Safe to say absolutely zero folks had Clay Holmes on their radar entering 2022, and it’s safe to say he’s a consensus RP1 that just about anyone would be happy to have. There’s even icing on the cake in that Aroldis Chapman is out of the picture entirely. So, obviously, Holmes’s job to lose. Thing about that is…he could lose it if he pitches like he did in the second half. First half: 1.31 ERA, .182 OBA, .253 OBP, 44:9 K:BB…and then second half: 4.84 ERA, .220 OBA, .340 OBP, 21:11 K:BB. Fatigue probably a big factor there, and he also battled shoulder inflammation as the regular season wound down. Another ding to the Holmes Hype is that Aaron Boone has said Holmes might be an 8th-inning guy at times if the game’s tight and the juicy bats are up for the opponent. Overall, though, Holmes is in a good spot to be one of the better fantasy closers around.
17. Pete Fairbanks

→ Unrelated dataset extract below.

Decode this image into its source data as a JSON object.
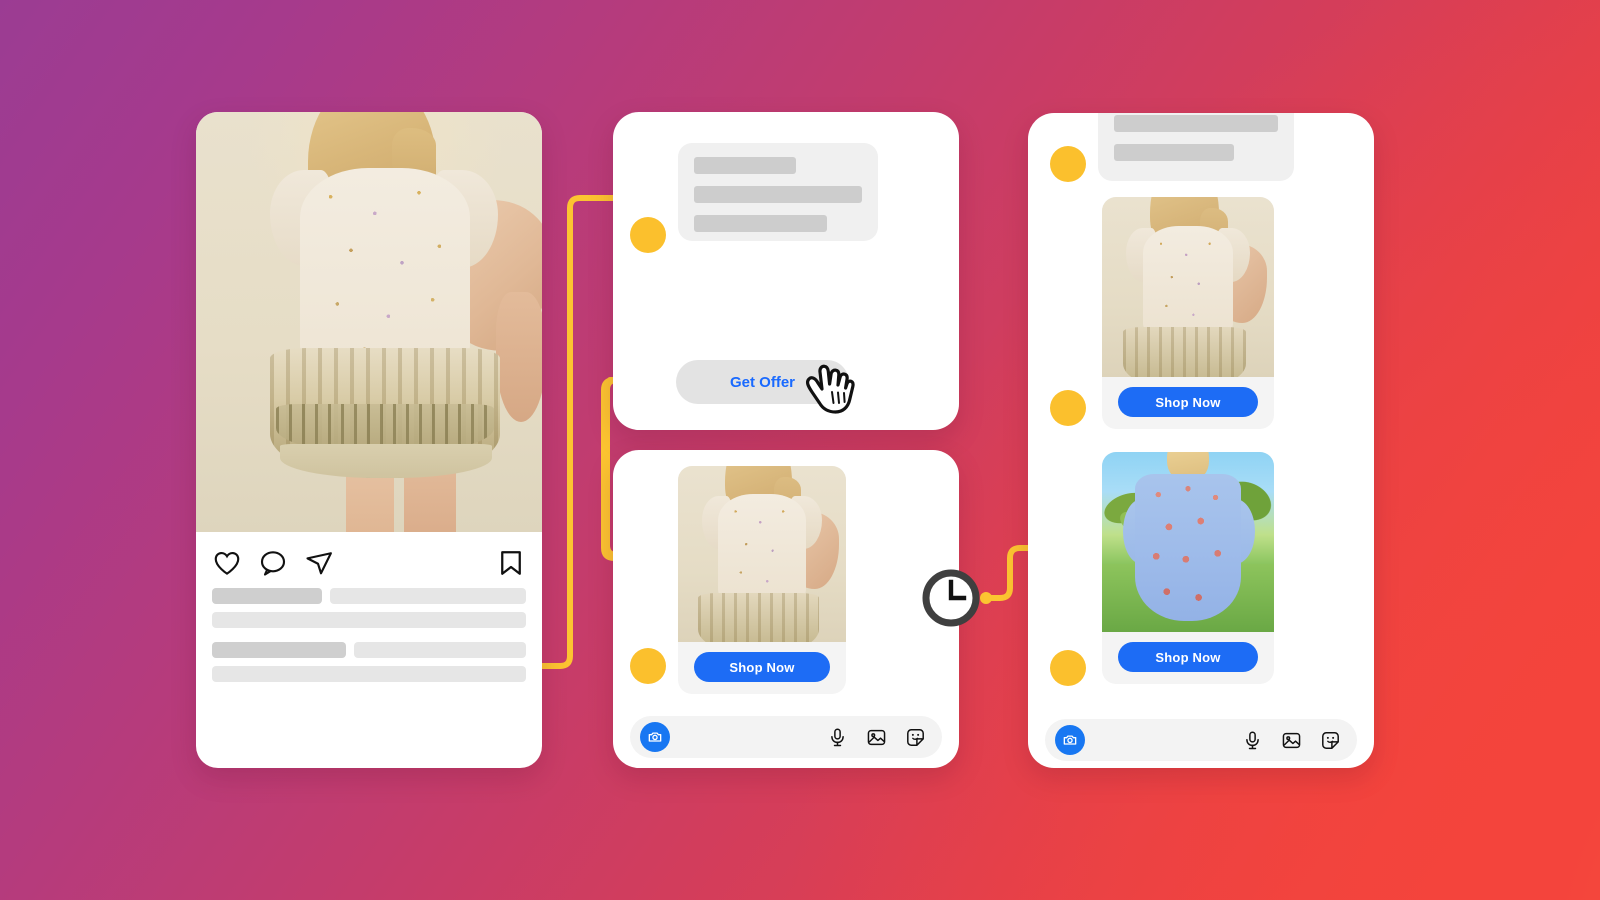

What’s this? A Rays reliever? That’s right, folks, and #16 may even be too low. I can’t fully shake the “Cash gonna Cash” mentality, but Pete Fairbanks 1). now has a contract that avoided arbitration and 2). is coming off a stellar, albeit abbreviated, 2022 season. I’m gonna pull a Grey and quote myself from my last piece: “I get stoked for a guy with a K% over 40 regardless of BB%…but Fairbanks’s K% minus his BB% was still north of 40.” This could be the year the Rays lean on a more traditional closer given they paid the man, but even if they keep mixing things up some, Crazy Eyes is bound to see the bigger share of the action. That’s probably something upwards of 20-ish SV with delectable peripherals.
18. Paul Sewald

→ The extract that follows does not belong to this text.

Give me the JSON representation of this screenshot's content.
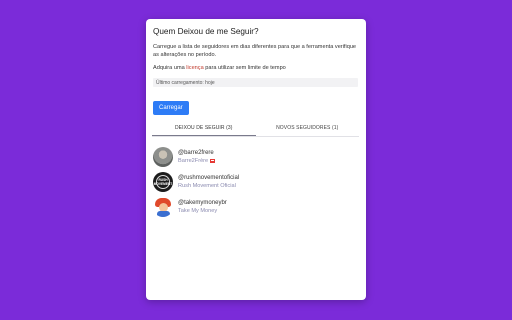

I’ll admit I was more than a little skeptical that 2021 was a fluke year for Paul Sewald. Either he had two fluke years in a row, or the man is just actually really good at throwing baseballs now. Late bloomers are a real thing, ya know. He did drop his K% almost 10 full points, but he still managed all the other numbers you drafted him for. With the emergence of Andres Munoz as one of the single filthiest pitchers in the game, it’s not easy to predict the save output we’ll get from 2023 Sewald. Last year he got 20, and this year he’s projected to get exactly that again by almost all the big outlets (if they don’t have him at 20, then he’s at 19). I, along with other sites, have Sewald pegged as the sole closer, but that doesn’t always mean all the saves will be coming his way. Annoying, but alas, that’s why he’s ranked where he is.
19. Jose Leclerc

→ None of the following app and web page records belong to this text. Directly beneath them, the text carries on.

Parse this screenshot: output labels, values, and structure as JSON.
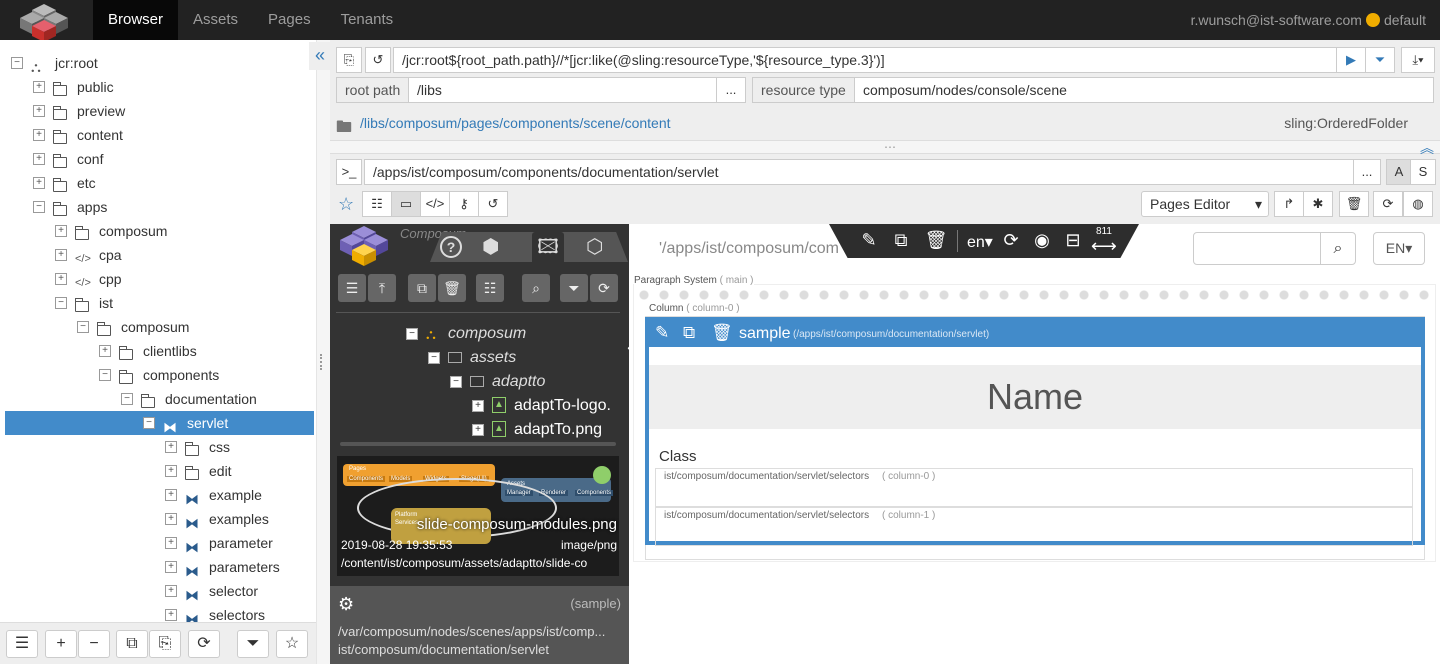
{
  "topnav": {
    "items": [
      "Browser",
      "Assets",
      "Pages",
      "Tenants"
    ],
    "user": "r.wunsch@ist-software.com",
    "tenant": "default"
  },
  "tree": {
    "rows": [
      {
        "label": "jcr:root",
        "depth": 0,
        "toggle": "−",
        "icon": "root-icon"
      },
      {
        "label": "public",
        "depth": 1,
        "toggle": "+",
        "icon": "folder-icon"
      },
      {
        "label": "preview",
        "depth": 1,
        "toggle": "+",
        "icon": "folder-icon"
      },
      {
        "label": "content",
        "depth": 1,
        "toggle": "+",
        "icon": "folder-icon"
      },
      {
        "label": "conf",
        "depth": 1,
        "toggle": "+",
        "icon": "folder-icon"
      },
      {
        "label": "etc",
        "depth": 1,
        "toggle": "+",
        "icon": "folder-icon"
      },
      {
        "label": "apps",
        "depth": 1,
        "toggle": "−",
        "icon": "folder-icon"
      },
      {
        "label": "composum",
        "depth": 2,
        "toggle": "+",
        "icon": "folder-icon"
      },
      {
        "label": "cpa",
        "depth": 2,
        "toggle": "+",
        "icon": "code-icon"
      },
      {
        "label": "cpp",
        "depth": 2,
        "toggle": "+",
        "icon": "code-icon"
      },
      {
        "label": "ist",
        "depth": 2,
        "toggle": "−",
        "icon": "folder-icon"
      },
      {
        "label": "composum",
        "depth": 3,
        "toggle": "−",
        "icon": "folder-icon"
      },
      {
        "label": "clientlibs",
        "depth": 4,
        "toggle": "+",
        "icon": "folder-icon"
      },
      {
        "label": "components",
        "depth": 4,
        "toggle": "−",
        "icon": "folder-icon"
      },
      {
        "label": "documentation",
        "depth": 5,
        "toggle": "−",
        "icon": "folder-icon"
      },
      {
        "label": "servlet",
        "depth": 6,
        "toggle": "−",
        "icon": "component-icon",
        "selected": true
      },
      {
        "label": "css",
        "depth": 7,
        "toggle": "+",
        "icon": "folder-icon"
      },
      {
        "label": "edit",
        "depth": 7,
        "toggle": "+",
        "icon": "folder-icon"
      },
      {
        "label": "example",
        "depth": 7,
        "toggle": "+",
        "icon": "component-icon"
      },
      {
        "label": "examples",
        "depth": 7,
        "toggle": "+",
        "icon": "component-icon"
      },
      {
        "label": "parameter",
        "depth": 7,
        "toggle": "+",
        "icon": "component-icon"
      },
      {
        "label": "parameters",
        "depth": 7,
        "toggle": "+",
        "icon": "component-icon"
      },
      {
        "label": "selector",
        "depth": 7,
        "toggle": "+",
        "icon": "component-icon"
      },
      {
        "label": "selectors",
        "depth": 7,
        "toggle": "+",
        "icon": "component-icon"
      }
    ],
    "toolbar": [
      "☰",
      "+",
      "−",
      "⧉",
      "⎘",
      "⟳",
      "⏷",
      "☆"
    ]
  },
  "query": {
    "expression": "/jcr:root${root_path.path}//*[jcr:like(@sling:resourceType,'${resource_type.3}')]",
    "root_path_label": "root path",
    "root_path_value": "/libs",
    "ellipsis": "...",
    "resource_type_label": "resource type",
    "resource_type_value": "composum/nodes/console/scene"
  },
  "current": {
    "path": "/libs/composum/pages/components/scene/content",
    "type": "sling:OrderedFolder"
  },
  "editor": {
    "path": "/apps/ist/composum/components/documentation/servlet",
    "ellipsis": "...",
    "a_label": "A",
    "s_label": "S",
    "view_select": "Pages Editor"
  },
  "composum": {
    "title": "Composum",
    "tree": [
      {
        "label": "composum",
        "toggle": "−",
        "icon": "sitemap-icon"
      },
      {
        "label": "assets",
        "toggle": "−",
        "icon": "folder-icon"
      },
      {
        "label": "adaptto",
        "toggle": "−",
        "icon": "folder-icon"
      },
      {
        "label": "adaptTo-logo.",
        "toggle": "+",
        "icon": "image-icon"
      },
      {
        "label": "adaptTo.png",
        "toggle": "+",
        "icon": "image-icon"
      }
    ],
    "preview": {
      "filename": "slide-composum-modules.png",
      "date": "2019-08-28 19:35:53",
      "mime": "image/png",
      "path": "/content/ist/composum/assets/adaptto/slide-co",
      "diagram_labels": [
        "Pages",
        "Components",
        "Models",
        "Widgets",
        "Stage(UI)",
        "Assets",
        "Manager",
        "Renderer",
        "Components",
        "Platform",
        "Services"
      ]
    },
    "context": "(sample)",
    "scene_path": "/var/composum/nodes/scenes/apps/ist/comp...",
    "resource": "ist/composum/documentation/servlet"
  },
  "page": {
    "path_display": "'/apps/ist/composum/com",
    "lang": "en",
    "width_indicator": "811",
    "search_placeholder": "",
    "lang_button": "EN",
    "paragraph_system": "Paragraph System",
    "paragraph_system_name": "( main )",
    "column": "Column",
    "column_name": "( column-0 )",
    "sample_title": "sample",
    "sample_path": "(/apps/ist/composum/documentation/servlet)",
    "name_heading": "Name",
    "class_label": "Class",
    "selector_rows": [
      {
        "path": "ist/composum/documentation/servlet/selectors",
        "name": "( column-0 )"
      },
      {
        "path": "ist/composum/documentation/servlet/selectors",
        "name": "( column-1 )"
      }
    ]
  }
}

This time last year I was reminding y’all not to sleep too hard on Jose Leclerc. It took him some time to get rolling, but he finished 2022 looking about as good as he ever has. His ERA ebbed and flowed for his first several outings, then around the last week of July he really got it together. From July 24 onward, Leclerc posted a 1.64 ERA, .164 OBA, 7 SV, 3 HD, and 41 K in 33 IP. The closing job is his, and it’s for a better-looking Rangers team. He’s only projected for 19-21 SV, but I wouldn’t be a lick surprised if he eclipsed the 30 SV mark.
20. Kyle Finnegan
I already said a lot about Kyle Finnegan in my last post, so I won’t reiterate all that here. Boils down to two simple facts: 1). he’s a true closer, and 2). he’s pretty solid at what he does. I don’t think he’s the 20th-best reliever in baseball by any means, but I do think those save totals add up and everything else is good enough to crack Top 20 for fantasy purposes. When you factor in his draft capital (or lack thereof), I can’t think of a better bargain for saves.
I do some fantasy baseball as well as some fantasy hockey here at Razzball. Find me on Twitter: @jkj0787. DMs are always open for questions, comments, concerns, complaints, etc. Odds are good I’m drinking black coffee, dark beer, or some form of bourbon at any given time.